The up and down nature of their alliance is obviously good for the series and for most of us becomes the real draw to the show. From the hints at the storyline for the rest of season 6, it sounds like the theme of change and control over one’s life will remain integral.
Beyond Martin and Louisa, Al is an important figure for whom change has been difficult. Every time he wants to change his life, he gets knocked down. He wants to go to school to study computers, but that never materializes. He wants to marry Pauline, but she wants to have more experiences and leave Portwenn. He wants to demonstrate some independence, but gets robbed in Africa and has to work and “sleep rough” to get enough money to return to Portwenn. He wants to stop working with his father and live on his own, but his plans to meet someone new fall flat and he ends up having to share Penhale’s home. Al is resourceful and capable and Aunt Ruth takes him under her wing and does her best to help him find other sources of income, but he’s limited by his lack of vision and possibly the confines of Portwenn itself. He should probably make a change by moving to where Pauline is, or at least somewhere else in England. That doesn’t seem to be a likelihood for him, so we’ll hope he finds some success (and there is a good possibility he will). He’s really rather static.
Ruth has already made a big change in her life by moving out of London to Portwenn. She’s managed to write a book and seems to find satisfaction in being a resource for her relatives and some townspeople, notably Al and Penhale. She’s become the bulwark of the community and a welcome cynic for the show. As a psychiatrist, she must be convinced that people can change and she can facilitate that.
Mike Pruddy does not appear to want to change. Of course, people with OCD have a hard time changing and often are convinced they don’t need to change. I suppose facing the problems with the military may force him to make some adjustments. We may never know what happens to him. Bert, too, is not one to change.
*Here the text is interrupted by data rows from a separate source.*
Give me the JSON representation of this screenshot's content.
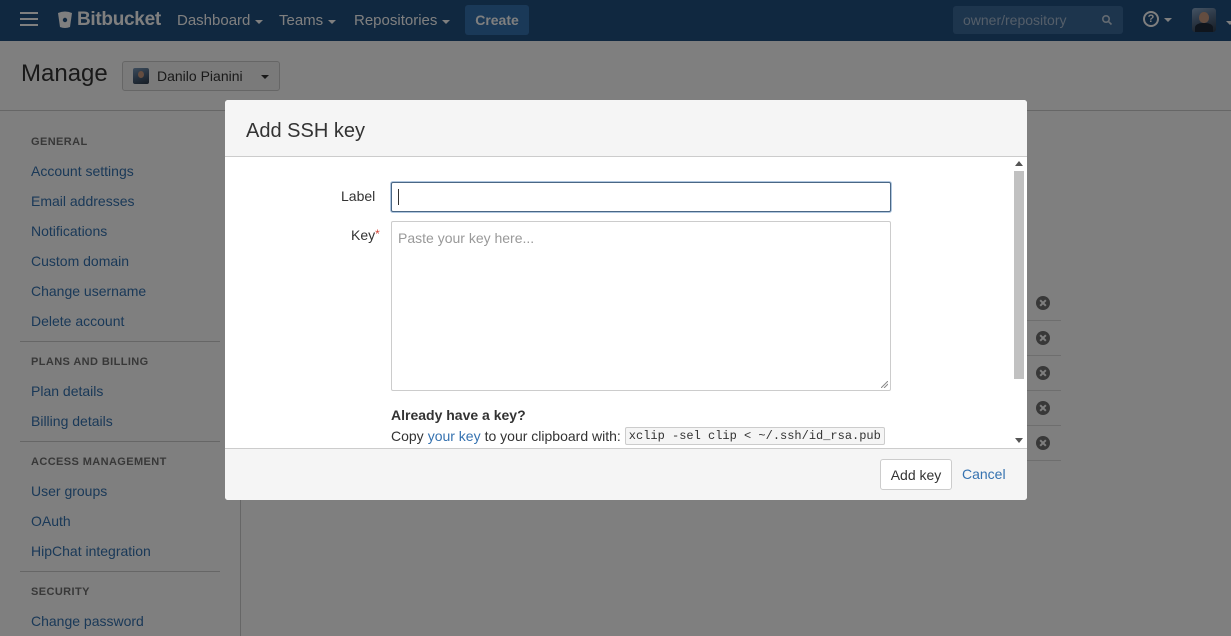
{
  "header": {
    "brand": "Bitbucket",
    "nav": [
      "Dashboard",
      "Teams",
      "Repositories"
    ],
    "create_label": "Create",
    "search_placeholder": "owner/repository",
    "help_glyph": "?",
    "bg_color": "#205081"
  },
  "page": {
    "title": "Manage",
    "account_name": "Danilo Pianini"
  },
  "sidebar": {
    "sections": [
      {
        "heading": "GENERAL",
        "items": [
          "Account settings",
          "Email addresses",
          "Notifications",
          "Custom domain",
          "Change username",
          "Delete account"
        ]
      },
      {
        "heading": "PLANS AND BILLING",
        "items": [
          "Plan details",
          "Billing details"
        ]
      },
      {
        "heading": "ACCESS MANAGEMENT",
        "items": [
          "User groups",
          "OAuth",
          "HipChat integration"
        ]
      },
      {
        "heading": "SECURITY",
        "items": [
          "Change password"
        ]
      }
    ]
  },
  "modal": {
    "title": "Add SSH key",
    "label_field": "Label",
    "label_value": "",
    "key_field": "Key",
    "required_mark": "*",
    "key_placeholder": "Paste your key here...",
    "have_key_heading": "Already have a key?",
    "copy_prefix": "Copy",
    "copy_link": "your key",
    "copy_suffix": "to your clipboard with:",
    "copy_command": "xclip -sel clip < ~/.ssh/id_rsa.pub",
    "primary_button": "Add key",
    "cancel_link": "Cancel"
  },
  "colors": {
    "link": "#3572b0",
    "required": "#d04437"
  }
}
He’s tried to start a new business, which has had some ups and downs, but he’s generally someone who will continue to take advantage of the odd money-making ventures he comes across and keep living his pedestrian life. He finds Portwenn has everything he wants and needs. Finally, Margaret, Martin’s mother, is not making any effort to change if all she came back to Portwenn for was to get money from Martin and she puts on an act of caring about JH. She remains a despicable woman/mother who appears to have few regrets about how she treated her son.
Do we have free will, and can we fundamentally change? I tend to agree with Martin, et. al. and think so. Change is very much something we all must deal with. To have a family, requires constant change as the children grow and their lives impact ours. Moreover, as we age, we inevitably change. If we’re lucky, we do so with some insight and love for our spouses that helps us adapt to the changes. We all want to maintain a sense of self while making some compromises to retain harmony. If we want to badly enough, we can make it happen.
Originally posted 2016-05-22 14:43:31.